Article source – leadercast.com

6 Ways to Cultivate the Power of Respect

A little respect goes a long way.

In fact, when it comes to addressing conflict or tension, treating people with respect on a daily basis is one of the most helpful things a leader can do.

“At work and in our communities, we are often faced with uncertainty or tension around our differences,” says Center for Creative Leadership’s Kelly Hannum, co-author of our research on Leading Across Differences.

That’s why a key challenge for leaders is to help establish and nurture respectful relationships among many different groups.

3 Indicators of Respect

As part of her research, a survey of 3,041 individuals across 10 countries revealed that being respectful is not just helpful when addressing conflicts between groups; it’s also viewed as a critical leadership responsibility and is not as intuitive as people you may think.

Hannum identifies 3 key factors from the research that indicate what respect really means to people:

  1. Respect is about listening. People feel respected when they have been heard and understood. Being genuinely interested in and open to others strengthens relationships and builds trust. You don’t need to agree with or like the other person’s viewpoint. Taking the time to listen to someone’s experience, ideas, and perspectives is respectful, even if you choose another path.
  2. Respect isn’t the absence of disrespect. Eliminating active disrespect — such as rude, insulting, or devaluing words or behaviors — doesn’t create respect. Respect is an action: We show respect; we act respectfully; we speak with respect. “Leaders need to know that the absence of disrespect doesn’t have the same positive impact in resolving disagreement, conflict, or tension as does the presence of respect,” says Hannum.
  3. Respect is shown in many ways. The perception of respect is influenced by culture and family, peers, and social relationships. Status, power, and role all create the context in which respect is interpreted. Leaders need to take the time to understand how respect is given and received in cultures and groups other than the ones they think of as “normal.”

How to Cultivate Respect in Your Organization

You can help cultivate a climate of respect in the following ways:

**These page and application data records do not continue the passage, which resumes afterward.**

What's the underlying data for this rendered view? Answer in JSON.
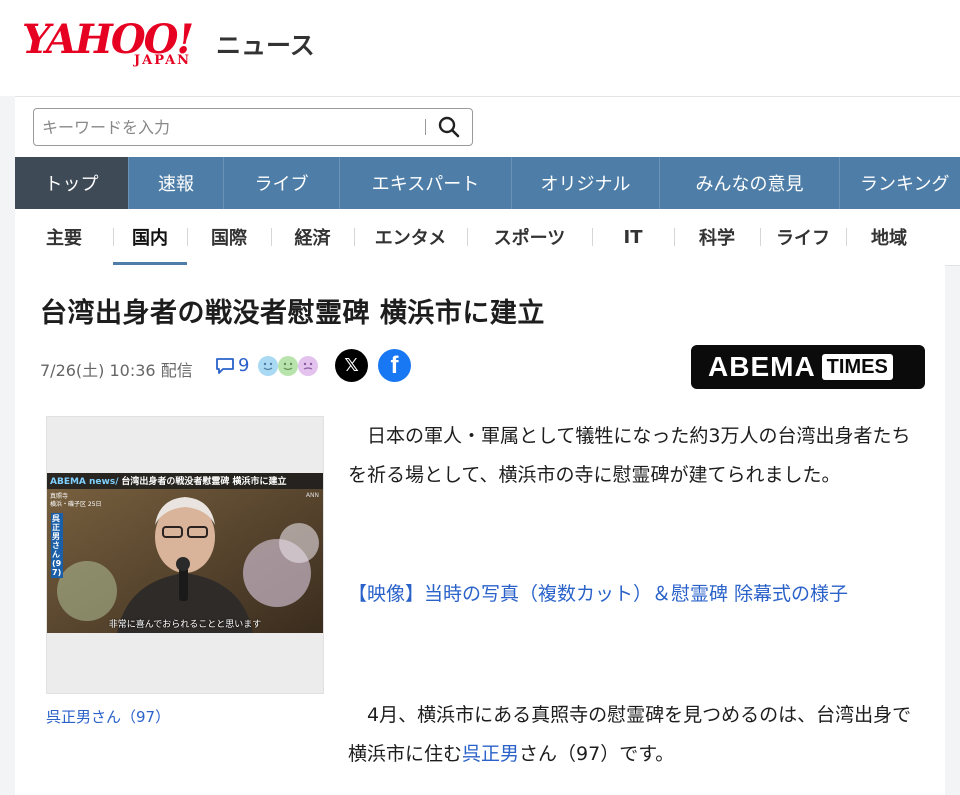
{
  "header": {
    "logo_text": "YAHOO!",
    "logo_sub": "JAPAN",
    "service_name": "ニュース"
  },
  "search": {
    "placeholder": "キーワードを入力",
    "button_icon": "search-icon"
  },
  "global_nav": [
    {
      "label": "トップ",
      "active": true
    },
    {
      "label": "速報",
      "active": false
    },
    {
      "label": "ライブ",
      "active": false
    },
    {
      "label": "エキスパート",
      "active": false
    },
    {
      "label": "オリジナル",
      "active": false
    },
    {
      "label": "みんなの意見",
      "active": false
    },
    {
      "label": "ランキング",
      "active": false
    }
  ],
  "sub_nav": [
    {
      "label": "主要",
      "active": false
    },
    {
      "label": "国内",
      "active": true
    },
    {
      "label": "国際",
      "active": false
    },
    {
      "label": "経済",
      "active": false
    },
    {
      "label": "エンタメ",
      "active": false
    },
    {
      "label": "スポーツ",
      "active": false
    },
    {
      "label": "IT",
      "active": false
    },
    {
      "label": "科学",
      "active": false
    },
    {
      "label": "ライフ",
      "active": false
    },
    {
      "label": "地域",
      "active": false
    }
  ],
  "article": {
    "title": "台湾出身者の戦没者慰霊碑 横浜市に建立",
    "datetime": "7/26(土) 10:36 配信",
    "comment_count": "9",
    "publisher": "ABEMA",
    "publisher_badge": "TIMES",
    "photo": {
      "banner_brand": "ABEMA news/",
      "banner_title": "台湾出身者の戦没者慰霊碑 横浜市に建立",
      "network": "ANN",
      "place_line1": "真照寺",
      "place_line2": "横浜・磯子区 25日",
      "name_tag": "呉 正男さん(97)",
      "subtitle": "非常に喜んでおられることと思います",
      "caption": "呉正男さん（97）"
    },
    "para1": "日本の軍人・軍属として犠牲になった約3万人の台湾出身者たちを祈る場として、横浜市の寺に慰霊碑が建てられました。",
    "link_text": "【映像】当時の写真（複数カット）＆慰霊碑 除幕式の様子",
    "para3_before": "4月、横浜市にある真照寺の慰霊碑を見つめるのは、台湾出身で横浜市に住む",
    "para3_link": "呉正男",
    "para3_after": "さん（97）です。"
  },
  "colors": {
    "brand_red": "#e60021",
    "nav_blue": "#4e7ea7",
    "nav_active": "#3f4a57",
    "link_blue": "#2a62c9"
  }
}
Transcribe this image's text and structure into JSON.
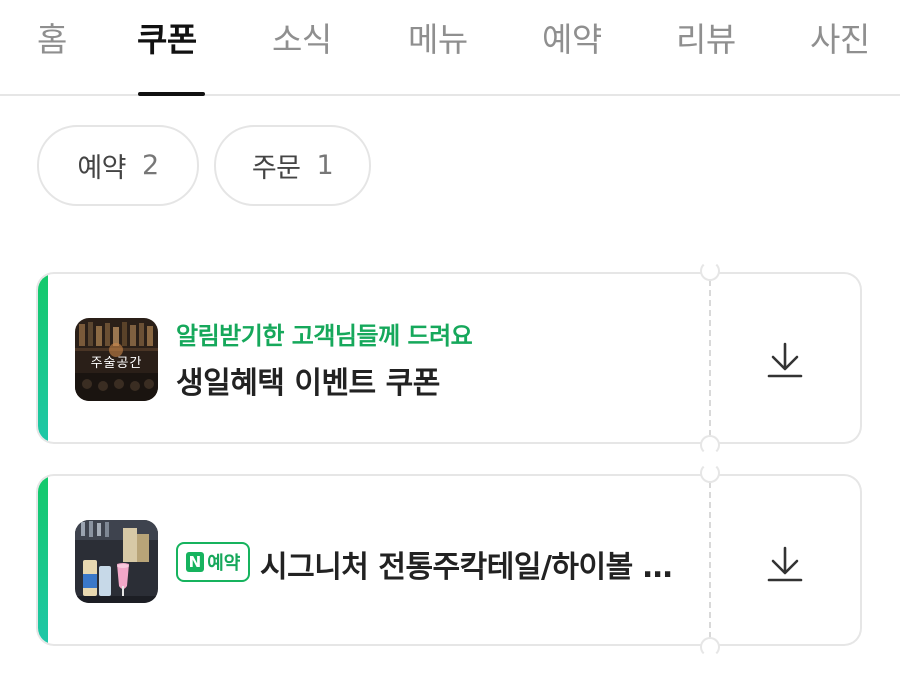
{
  "tabs": [
    {
      "label": "홈",
      "active": false
    },
    {
      "label": "쿠폰",
      "active": true
    },
    {
      "label": "소식",
      "active": false
    },
    {
      "label": "메뉴",
      "active": false
    },
    {
      "label": "예약",
      "active": false
    },
    {
      "label": "리뷰",
      "active": false
    },
    {
      "label": "사진",
      "active": false
    }
  ],
  "filters": [
    {
      "label": "예약",
      "count": "2"
    },
    {
      "label": "주문",
      "count": "1"
    }
  ],
  "coupons": [
    {
      "subtitle": "알림받기한 고객님들께 드려요",
      "title": "생일혜택 이벤트 쿠폰",
      "thumb_text": "주술공간",
      "icon": "download-icon"
    },
    {
      "badge": "예약",
      "badge_logo": "N",
      "title": "시그니처 전통주칵테일/하이볼 …",
      "icon": "download-icon"
    }
  ],
  "colors": {
    "accent_green": "#16a85b",
    "active_tab": "#111111",
    "inactive_tab": "#8f8f8f"
  }
}
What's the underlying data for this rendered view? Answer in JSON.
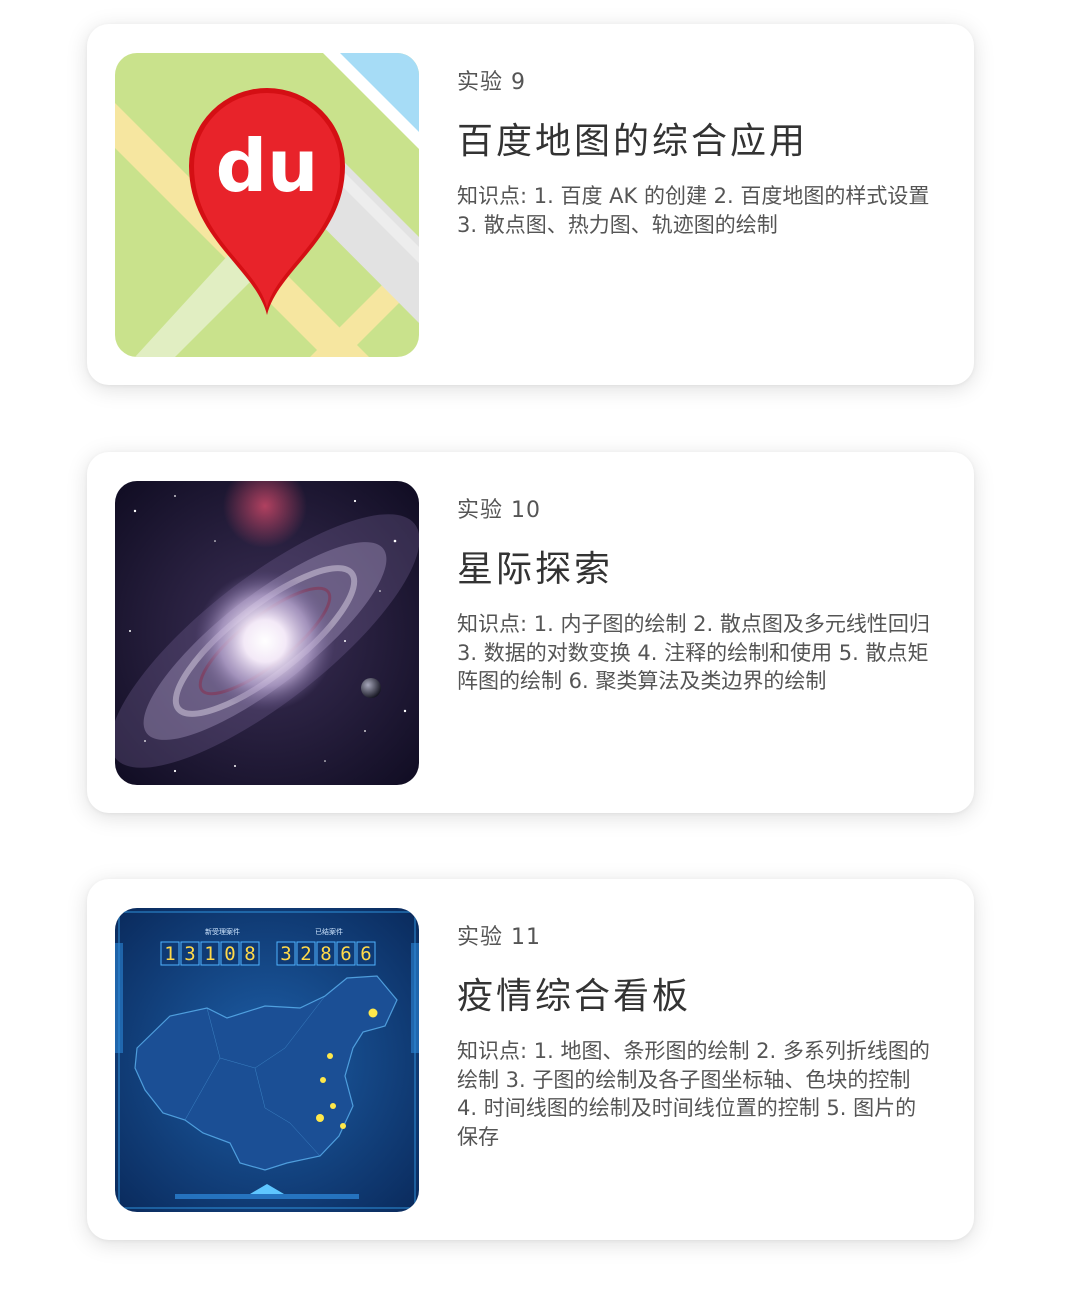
{
  "cards": [
    {
      "label": "实验 9",
      "title": "百度地图的综合应用",
      "desc": "知识点: 1. 百度 AK 的创建 2. 百度地图的样式设置 3. 散点图、热力图、轨迹图的绘制",
      "logo_text": "du"
    },
    {
      "label": "实验 10",
      "title": "星际探索",
      "desc": "知识点: 1. 内子图的绘制 2. 散点图及多元线性回归 3. 数据的对数变换 4. 注释的绘制和使用 5. 散点矩阵图的绘制 6. 聚类算法及类边界的绘制"
    },
    {
      "label": "实验 11",
      "title": "疫情综合看板",
      "desc": "知识点: 1. 地图、条形图的绘制 2. 多系列折线图的绘制 3. 子图的绘制及各子图坐标轴、色块的控制 4. 时间线图的绘制及时间线位置的控制 5. 图片的保存",
      "dashboard": {
        "left_label": "新受理案件",
        "right_label": "已结案件",
        "left_digits": [
          "1",
          "3",
          "1",
          "0",
          "8"
        ],
        "right_digits": [
          "3",
          "2",
          "8",
          "6",
          "6"
        ]
      }
    }
  ]
}
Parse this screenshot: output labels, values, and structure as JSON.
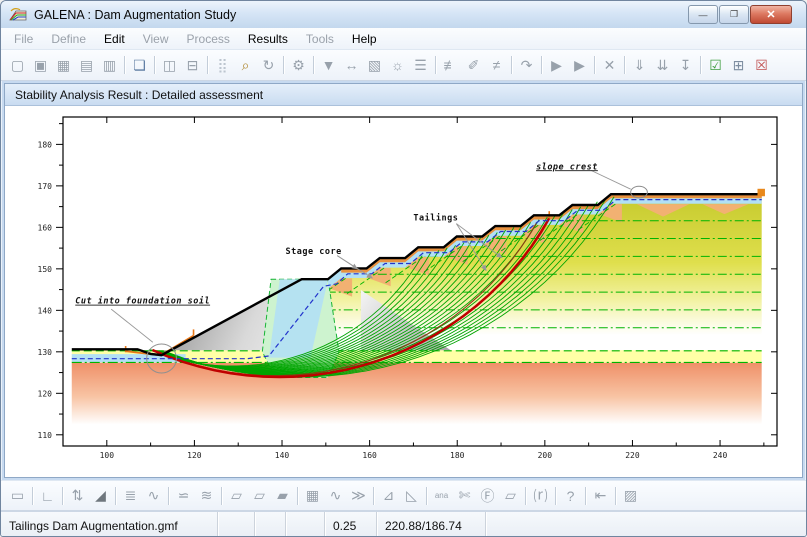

  1. Exhibit an interest in and appreciation of others’ perspectives, knowledge, skills, and abilities.
  2. Express recognition and gratitude for the efforts and contributions of others.
  3. Openly communicate information about policies and procedures so everyone has access to and is operating with similar information.
  4. Clarify decision-making processes, and when appropriate, seek input into those processes.
  5. Take concerns seriously.
  6. If someone or a group feels “wronged,” seek to understand that perspective and offer a genuine apology if warranted.

At its core, respect is a continuous process of paying attention to people. We get into habits and make assumptions that, if unchecked, can lead to misunderstandings and ineffective behaviors.

Source: Article by Center for Creative Leadership 2020